- Records shown
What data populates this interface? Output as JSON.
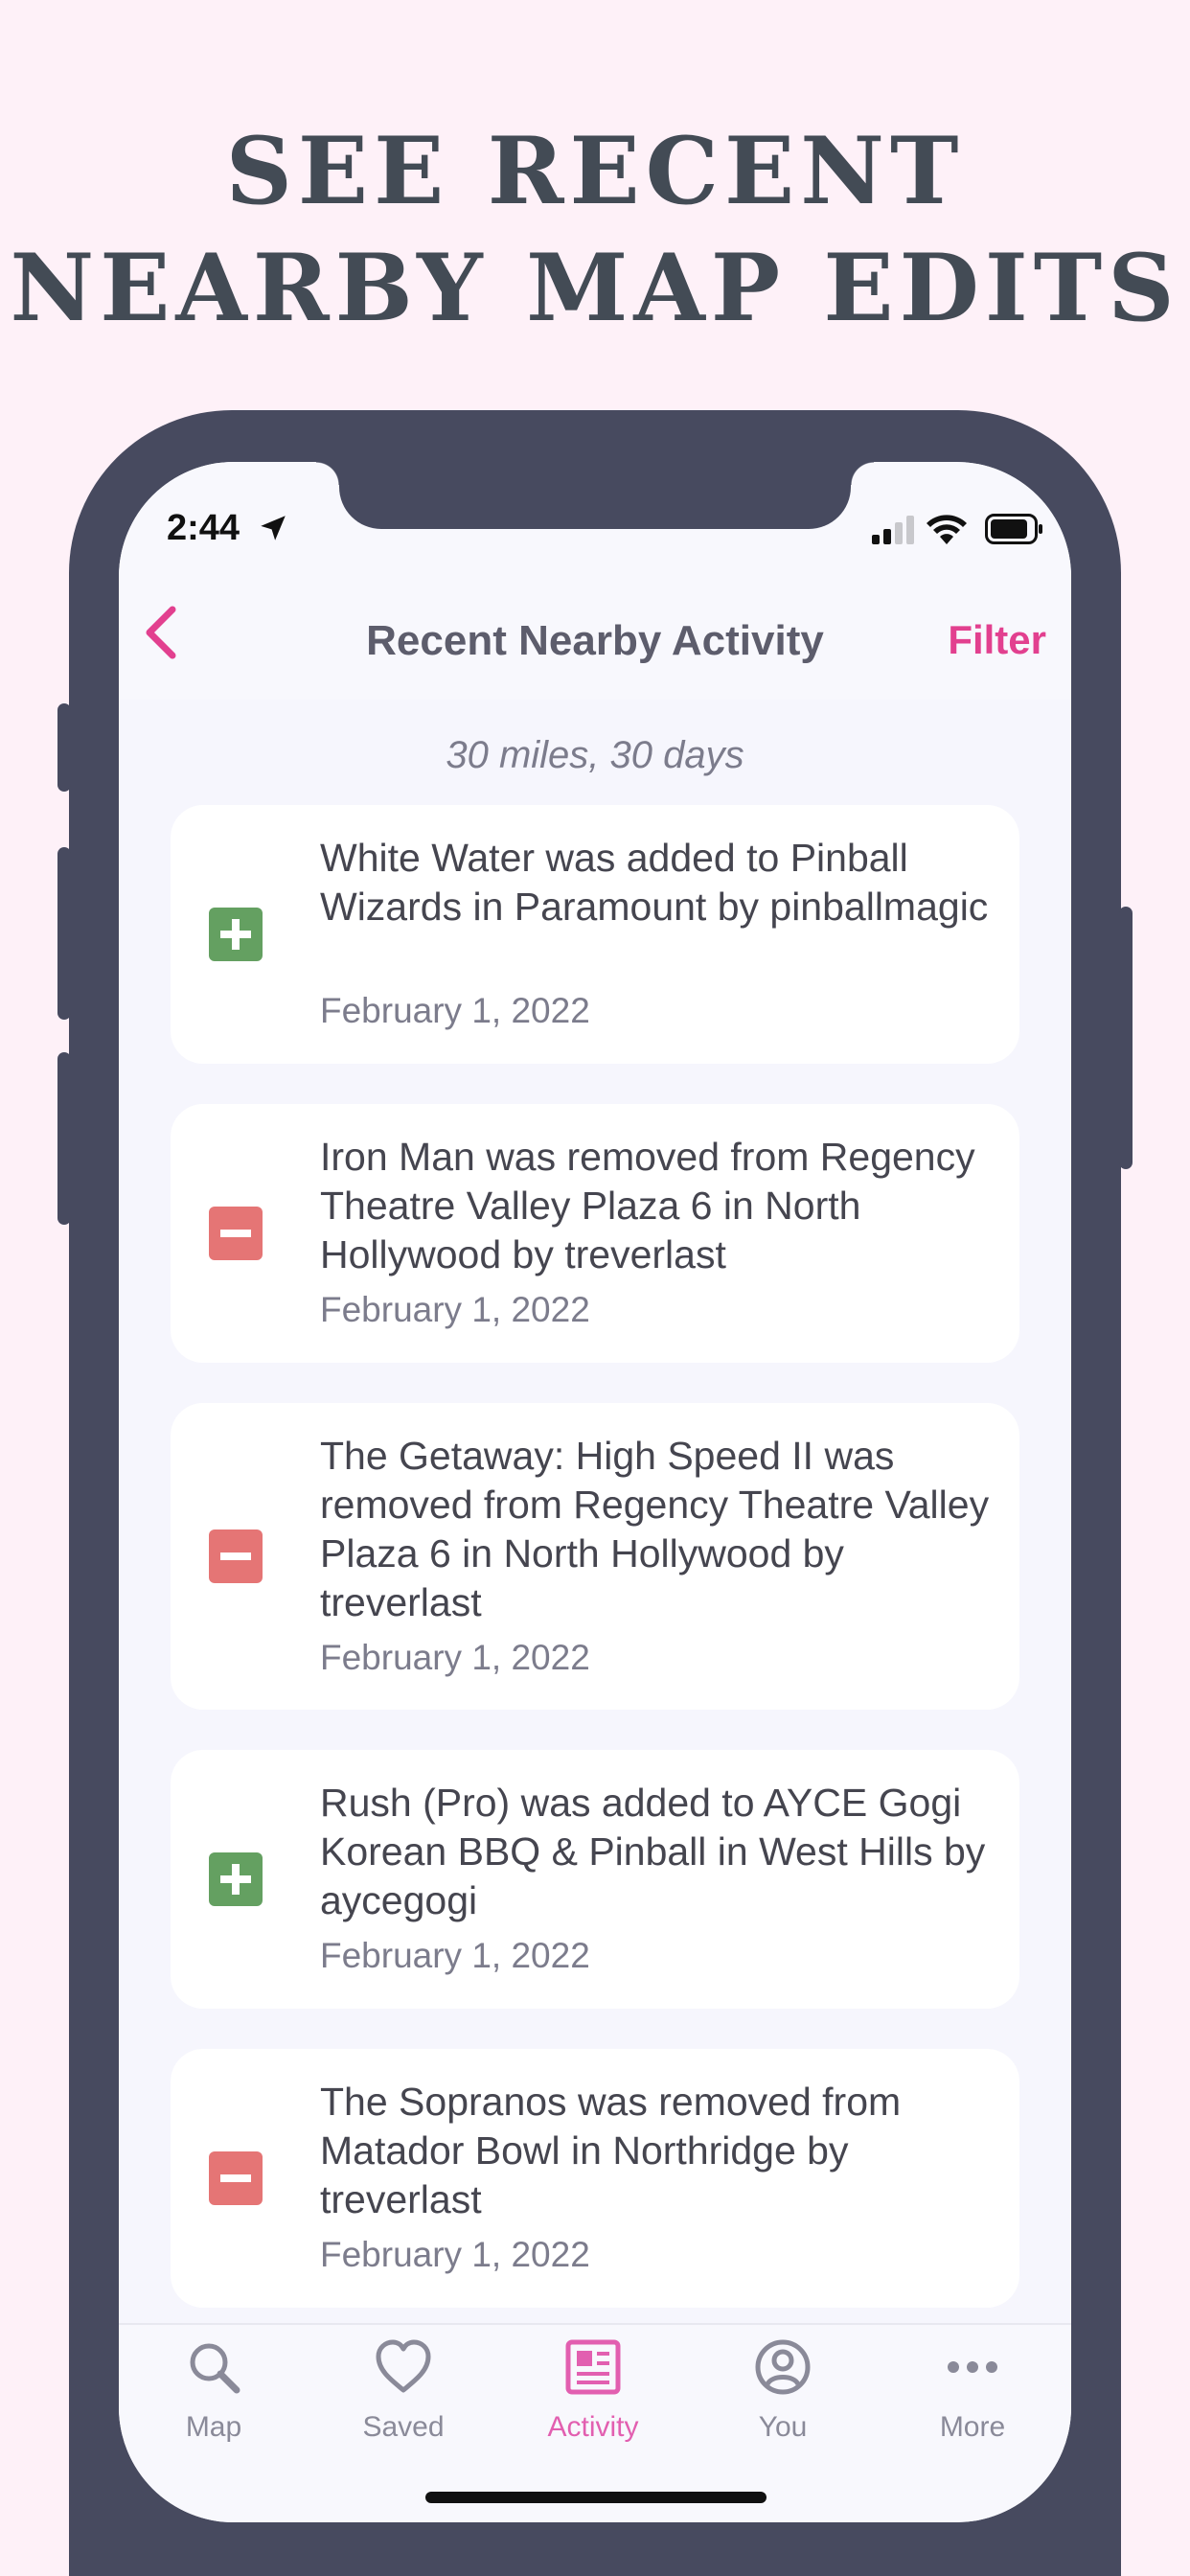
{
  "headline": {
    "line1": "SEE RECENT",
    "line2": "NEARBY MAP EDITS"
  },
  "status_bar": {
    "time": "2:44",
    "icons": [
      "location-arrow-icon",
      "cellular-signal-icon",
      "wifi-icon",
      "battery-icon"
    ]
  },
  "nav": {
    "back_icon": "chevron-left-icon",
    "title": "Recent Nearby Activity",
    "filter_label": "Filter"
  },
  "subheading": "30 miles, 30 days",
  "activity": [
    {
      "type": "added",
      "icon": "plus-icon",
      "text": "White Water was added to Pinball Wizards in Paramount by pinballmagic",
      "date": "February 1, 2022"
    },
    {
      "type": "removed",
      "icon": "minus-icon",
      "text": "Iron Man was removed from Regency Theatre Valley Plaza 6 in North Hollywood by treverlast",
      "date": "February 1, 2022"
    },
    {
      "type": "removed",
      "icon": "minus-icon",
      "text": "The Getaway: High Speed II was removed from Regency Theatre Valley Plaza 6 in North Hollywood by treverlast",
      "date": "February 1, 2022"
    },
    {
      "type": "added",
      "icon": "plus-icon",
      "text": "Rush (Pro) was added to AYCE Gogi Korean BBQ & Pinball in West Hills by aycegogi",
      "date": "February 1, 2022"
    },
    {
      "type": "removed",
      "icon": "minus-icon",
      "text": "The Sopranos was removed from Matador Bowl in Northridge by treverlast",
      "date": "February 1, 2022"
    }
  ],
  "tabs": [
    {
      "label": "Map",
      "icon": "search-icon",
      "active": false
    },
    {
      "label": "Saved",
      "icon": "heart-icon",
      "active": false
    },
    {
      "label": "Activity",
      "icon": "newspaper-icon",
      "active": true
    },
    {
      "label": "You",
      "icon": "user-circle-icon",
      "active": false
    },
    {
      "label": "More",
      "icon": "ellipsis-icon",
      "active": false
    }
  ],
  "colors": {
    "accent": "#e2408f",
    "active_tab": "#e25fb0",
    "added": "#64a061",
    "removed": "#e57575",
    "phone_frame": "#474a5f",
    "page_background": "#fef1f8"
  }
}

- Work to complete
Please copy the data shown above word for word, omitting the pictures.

- Solution to this exercise
What data populates this interface? Output as JSON.
{
  "headline": {
    "line1": "SEE RECENT",
    "line2": "NEARBY MAP EDITS"
  },
  "status_bar": {
    "time": "2:44",
    "icons": [
      "location-arrow-icon",
      "cellular-signal-icon",
      "wifi-icon",
      "battery-icon"
    ]
  },
  "nav": {
    "back_icon": "chevron-left-icon",
    "title": "Recent Nearby Activity",
    "filter_label": "Filter"
  },
  "subheading": "30 miles, 30 days",
  "activity": [
    {
      "type": "added",
      "icon": "plus-icon",
      "text": "White Water was added to Pinball Wizards in Paramount by pinballmagic",
      "date": "February 1, 2022"
    },
    {
      "type": "removed",
      "icon": "minus-icon",
      "text": "Iron Man was removed from Regency Theatre Valley Plaza 6 in North Hollywood by treverlast",
      "date": "February 1, 2022"
    },
    {
      "type": "removed",
      "icon": "minus-icon",
      "text": "The Getaway: High Speed II was removed from Regency Theatre Valley Plaza 6 in North Hollywood by treverlast",
      "date": "February 1, 2022"
    },
    {
      "type": "added",
      "icon": "plus-icon",
      "text": "Rush (Pro) was added to AYCE Gogi Korean BBQ & Pinball in West Hills by aycegogi",
      "date": "February 1, 2022"
    },
    {
      "type": "removed",
      "icon": "minus-icon",
      "text": "The Sopranos was removed from Matador Bowl in Northridge by treverlast",
      "date": "February 1, 2022"
    }
  ],
  "tabs": [
    {
      "label": "Map",
      "icon": "search-icon",
      "active": false
    },
    {
      "label": "Saved",
      "icon": "heart-icon",
      "active": false
    },
    {
      "label": "Activity",
      "icon": "newspaper-icon",
      "active": true
    },
    {
      "label": "You",
      "icon": "user-circle-icon",
      "active": false
    },
    {
      "label": "More",
      "icon": "ellipsis-icon",
      "active": false
    }
  ],
  "colors": {
    "accent": "#e2408f",
    "active_tab": "#e25fb0",
    "added": "#64a061",
    "removed": "#e57575",
    "phone_frame": "#474a5f",
    "page_background": "#fef1f8"
  }
}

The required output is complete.